While I do not like what I see, it explains a lot. My mundane persona suffers immensely from social anxiety. I think, on some level, what really frightens me is the idea that I might behave toward my friends the way that Neanika behaves toward the other mythic figures in my meditations. On some deep level, I am, metaphysically, a jerk. The awareness of this fuels and exacerbates my tendency to have panic attacks.

Likewise, it explains, very clearly, what it is I need to learn from Hermes: to use persuasion, not force, to balance mutability with maintaining good will. He has things in his wheelhouse that Neanika simply doesn’t, and possesses a social grace which I wish she would acquire. Thankfully, while she is not the friendliest of creatures, she respects Hermes tremendously. Like the Bacchic Zeus with Thyone, I believe that Hermes is trying to model for me a better way to be a trickster. Or, at least, how not to be an asshole.

Lastly, the consumate rage at the powerful oppressing the weak was close enough to values held by Ariadne that this aspect of my Mythic Persona got tangled in her divine influx, somewhat coloring the way I was perceiving her. Knowing this, I will be able to filter that out, and understand that goddess a bit better.  Realizations like this are actually one of the more important reasons to do this kind of work. 

Finding The Patterns: Reducing The Mythic Self To Epithets

It would be easy to say, “These things!” and simply accept that this is who I am without delving any further. Yet, as stated, each of these qualities of my Mythic Persona is actually a symbol for some higher principle. If I can figure out what those principles are, I may be able to figure out a different way to express them.

The first thing I want to do is to break down the general descriptions into a collection of descriptors, or titles and epithets, which make the themes a little clearer. Then, as with a deity, look at what patterns form to see what these facets are pointing to.

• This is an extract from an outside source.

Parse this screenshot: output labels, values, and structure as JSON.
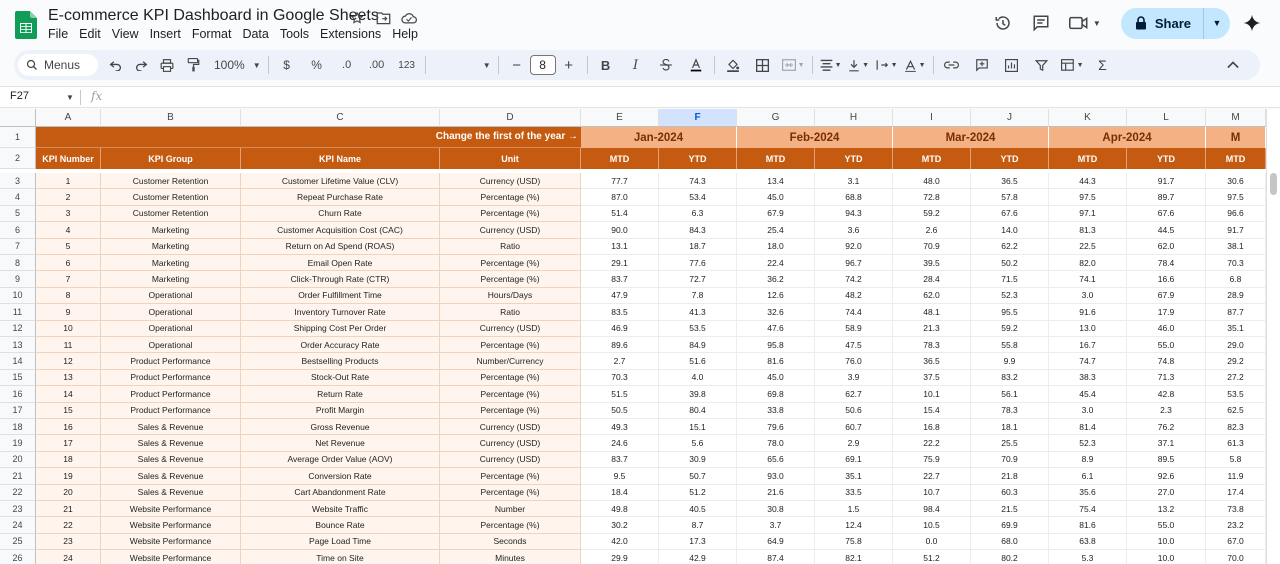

  • Wild One
  • Feral One
  • Of Gleaming Fangs
  • Of Brilliant Swords
  • Mangey One
  • Of Keen Nose
  • Of Growing Things
  • Leader of Trees
  • Of thorny vines
  • Of Rot
  • Of Destruction
  • Unyielding
  • Vigilante
  • Protector of Humans
  • Whiskey-loving
  • Many-shaped
  • Rebellious
  • Lawless
  • Key-bearing
  • Of All Places
  • Thief
  • Vandal

I can group these into about four cohesive aspects:

  1. A Freedom/Lawlessness Aspect: Rebellious, Lawless, Wild, Feral, Unyeilding, Whiskey-loving
  2. A Justice Aspect: Vigilante, Protector of Humans, Of Keen Nose, Of Brilliant Swords
  3. A Natural Cycles Aspect: Wild, Feral, Of Trees, Of Thorny Vines, Of Growth, Of Rot, Mangey, Fanged
  4. A Mutability Aspect: Key-bearing, Of All Places, Many-shaped, Thief, Vandal

What’s Next?

So, even having simply cleaned up a mess of description into some cohesive aspects, I feel a bit better about Neanika. I realize that many of the times that she has been brutal toward an authority figure, it is largely because she felt a profound sense of injustice in their actions, and needed, with what she considered to be due force, to educate them about what they were doing wrong.

The aspect she’s missing, which she really needs to acquire from the tutelage of Hermes, is being Persuasive. It’s ok for her to occasionally resort to violence, when all other means of putting an end to injustices have been exhausted, so long as she has verbal persuasion as a part of her toolkit. Therefore, it would behoove me to do the following:

  1. To focus on spending time with the Persuasion-related aspects of Hermes, and slowly increase my ability to connect to him through these aspects.
  2. To work on connecting the descriptors (or epithets, if you will) to the higher principles which my Mythic Persona stands for.
  3. To make a concerted effort, during my Mythic Self meditations, to practice being Persuasive and diplomatic during those encounters where I might otherwise employ theft, violence, domination or intimidation.

To connect my own personal descriptors to my higher principles, I’m going to craft a ritual which opens a number of double-pentagrams inward toward me as an additional step in setting space for my meditations on my Mythic Self. More on that to come.